Other employees may be uneasy if you’ve been close with the new boss. Be helpful and respectful with all team members as this will earn their confidence and trust. Don’t be tempted to slack off or take advantage of your relationship with the boss. Take on tough assignments and share credit with the team.

4. Get clear about your intentions

You need to examine your own motives as well in relation to your supervisor. Do you value them for their personal strengths or are you trying to score special advantages for yourself? Be clear about this and get on the right track. The benefits you get when you take advantage of the situation now can backfire on your in the future.

5. Avoid and squash gossip

New leadership generally triggers an increase in wild speculation and unfounded rumours, some of which may be malicious. Stick to the facts and speak well of others to your boss. Also speak well of your boss to others even if you have negative feelings about them having been promoted instead of you or someone else.

6. Motivate yourself

All changes, even positive ones, come with a level of stress. So take care of yourself and stay strong. Use regular exercise and meditation for relaxation. Give your body the rest and nutrition it needs. Draw on your strengths and remember your achievements no matter what is happening around you.

7. When all else fails…

Then again, major changes at work can cause you to realize that it’s time to move on. If this is so, give appropriate notice and leave on good terms. You can request a previous supervisor to serve as a reference if they’re more familiar with your work.

Can it work for the better?

While your roles have changed, you already know your new boss from the time you’ve spent working side by side. Use your knowledge to make your new relationship supportive and productive. You’ll feel happier at work and create more opportunities for your advancement.

Your turn

Have you been in a position where a co-worker suddenly became your boss? How did you handle it and what were the results? I’d love to hear from you in the Comments.

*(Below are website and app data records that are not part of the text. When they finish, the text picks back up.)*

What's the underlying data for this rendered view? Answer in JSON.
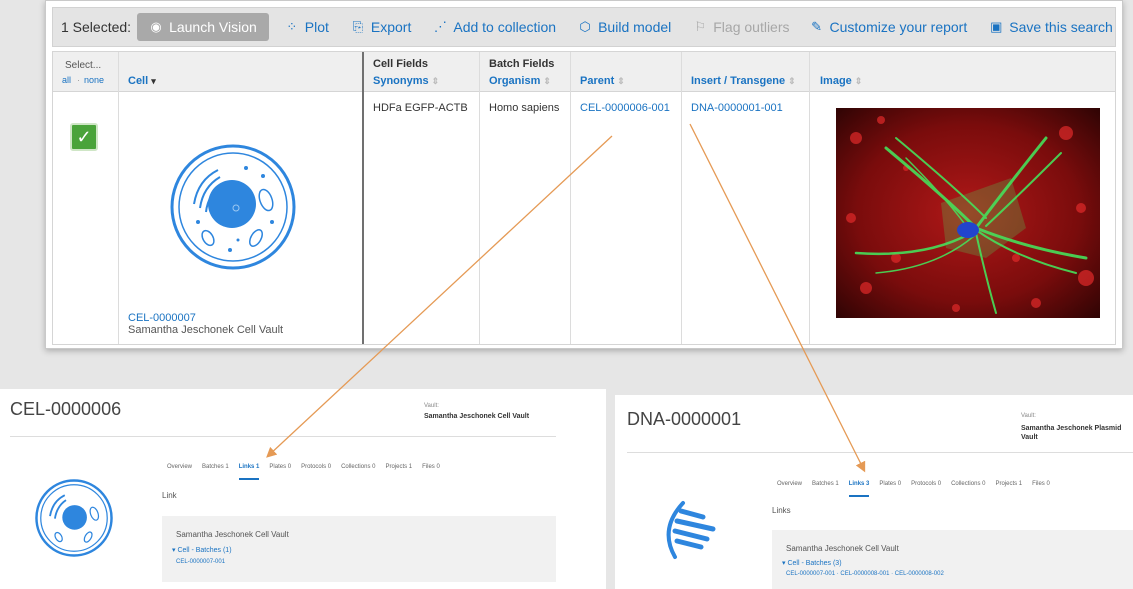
{
  "toolbar": {
    "selected_label": "1 Selected:",
    "launch_vision": "Launch Vision",
    "plot": "Plot",
    "export": "Export",
    "add_to_collection": "Add to collection",
    "build_model": "Build model",
    "flag_outliers": "Flag outliers",
    "customize_report": "Customize your report",
    "save_search": "Save this search"
  },
  "table": {
    "select_header": "Select...",
    "select_all": "all",
    "select_none": "none",
    "cell_header": "Cell",
    "cell_fields_group": "Cell Fields",
    "batch_fields_group": "Batch Fields",
    "columns": {
      "synonyms": "Synonyms",
      "organism": "Organism",
      "parent": "Parent",
      "insert_transgene": "Insert / Transgene",
      "image": "Image"
    },
    "row": {
      "selected": true,
      "cell_id": "CEL-0000007",
      "cell_vault": "Samantha Jeschonek Cell Vault",
      "synonyms": "HDFa EGFP-ACTB",
      "organism": "Homo sapiens",
      "parent": "CEL-0000006-001",
      "insert_transgene": "DNA-0000001-001"
    }
  },
  "detail_cell": {
    "title": "CEL-0000006",
    "vault_label": "Vault:",
    "vault_value": "Samantha Jeschonek Cell Vault",
    "tabs": [
      "Overview",
      "Batches 1",
      "Links 1",
      "Plates 0",
      "Protocols 0",
      "Collections 0",
      "Projects 1",
      "Files 0"
    ],
    "active_tab": "Links 1",
    "section": "Link",
    "link_vault": "Samantha Jeschonek Cell Vault",
    "link_batches": "▾ Cell - Batches (1)",
    "link_ids": "CEL-0000007-001"
  },
  "detail_dna": {
    "title": "DNA-0000001",
    "vault_label": "Vault:",
    "vault_value": "Samantha Jeschonek Plasmid Vault",
    "tabs": [
      "Overview",
      "Batches 1",
      "Links 3",
      "Plates 0",
      "Protocols 0",
      "Collections 0",
      "Projects 1",
      "Files 0"
    ],
    "active_tab": "Links 3",
    "section": "Links",
    "link_vault": "Samantha Jeschonek Cell Vault",
    "link_batches": "▾ Cell - Batches (3)",
    "link_ids": "CEL-0000007-001 · CEL-0000008-001 · CEL-0000008-002"
  },
  "colors": {
    "link_blue": "#1a73c2",
    "check_green": "#4aa33a",
    "arrow_orange": "#e59a55",
    "cell_icon_blue": "#2e86de"
  },
  "icons": {
    "vision": "eye-icon",
    "plot": "scatter-plot-icon",
    "export": "export-icon",
    "collection": "collection-icon",
    "model": "cube-icon",
    "outliers": "flag-icon",
    "report": "edit-report-icon",
    "save": "save-icon"
  }
}
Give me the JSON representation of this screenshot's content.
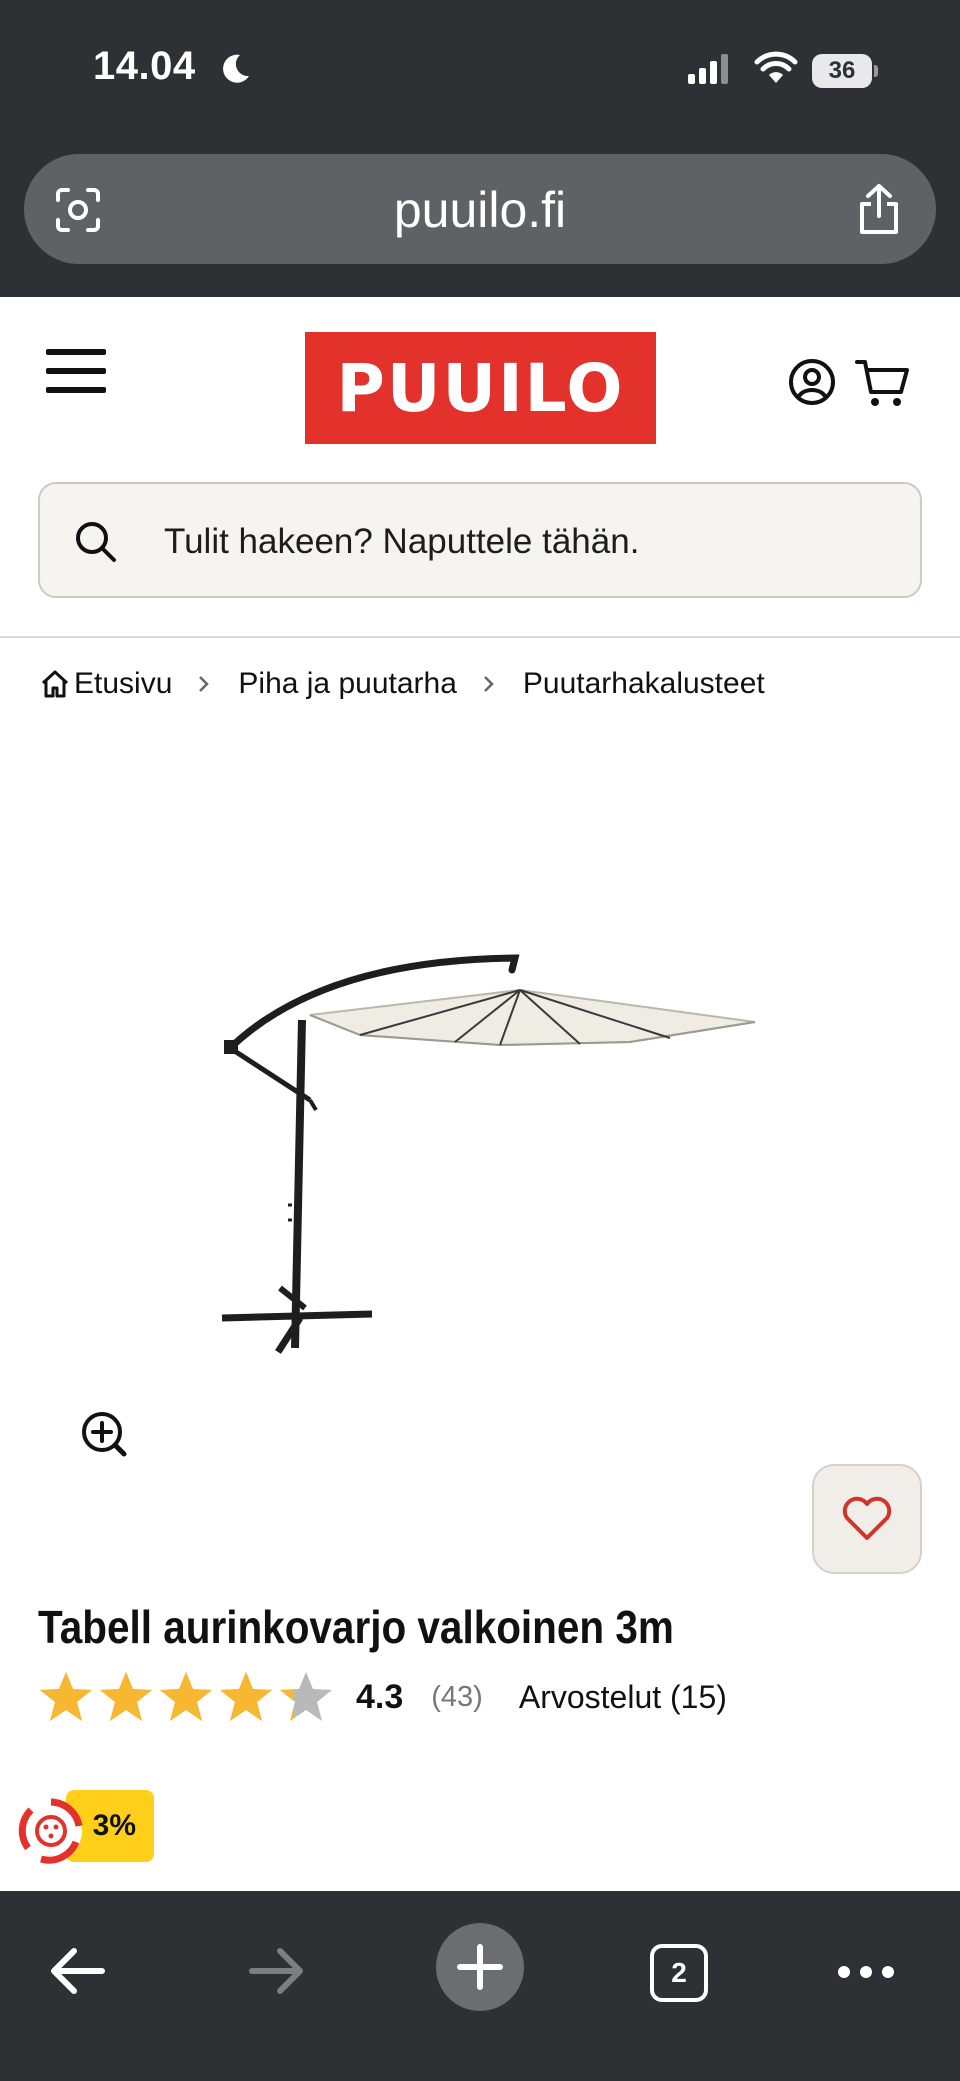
{
  "status_bar": {
    "time": "14.04",
    "battery": "36"
  },
  "browser": {
    "url": "puuilo.fi",
    "open_tabs": "2"
  },
  "header": {
    "logo_text": "PUUILO",
    "brand_color": "#e3312c"
  },
  "search": {
    "placeholder": "Tulit hakeen? Naputtele tähän."
  },
  "breadcrumb": {
    "items": [
      "Etusivu",
      "Piha ja puutarha",
      "Puutarhakalusteet"
    ]
  },
  "product": {
    "title": "Tabell aurinkovarjo valkoinen 3m",
    "rating": "4.3",
    "rating_fraction": 0.86,
    "rating_count": "(43)",
    "reviews_label": "Arvostelut (15)",
    "discount_badge": "3%",
    "star_color": "#f7b731"
  },
  "icons": [
    "moon-icon",
    "signal-icon",
    "wifi-icon",
    "page-settings-icon",
    "share-icon",
    "hamburger-icon",
    "account-icon",
    "cart-icon",
    "search-icon",
    "home-icon",
    "chevron-right-icon",
    "zoom-in-icon",
    "heart-icon",
    "promo-icon",
    "back-icon",
    "forward-icon",
    "plus-icon",
    "more-icon"
  ]
}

(Photo by Paul Hanaoka on Unsplash)

Leave a Reply

Your email address will not be published.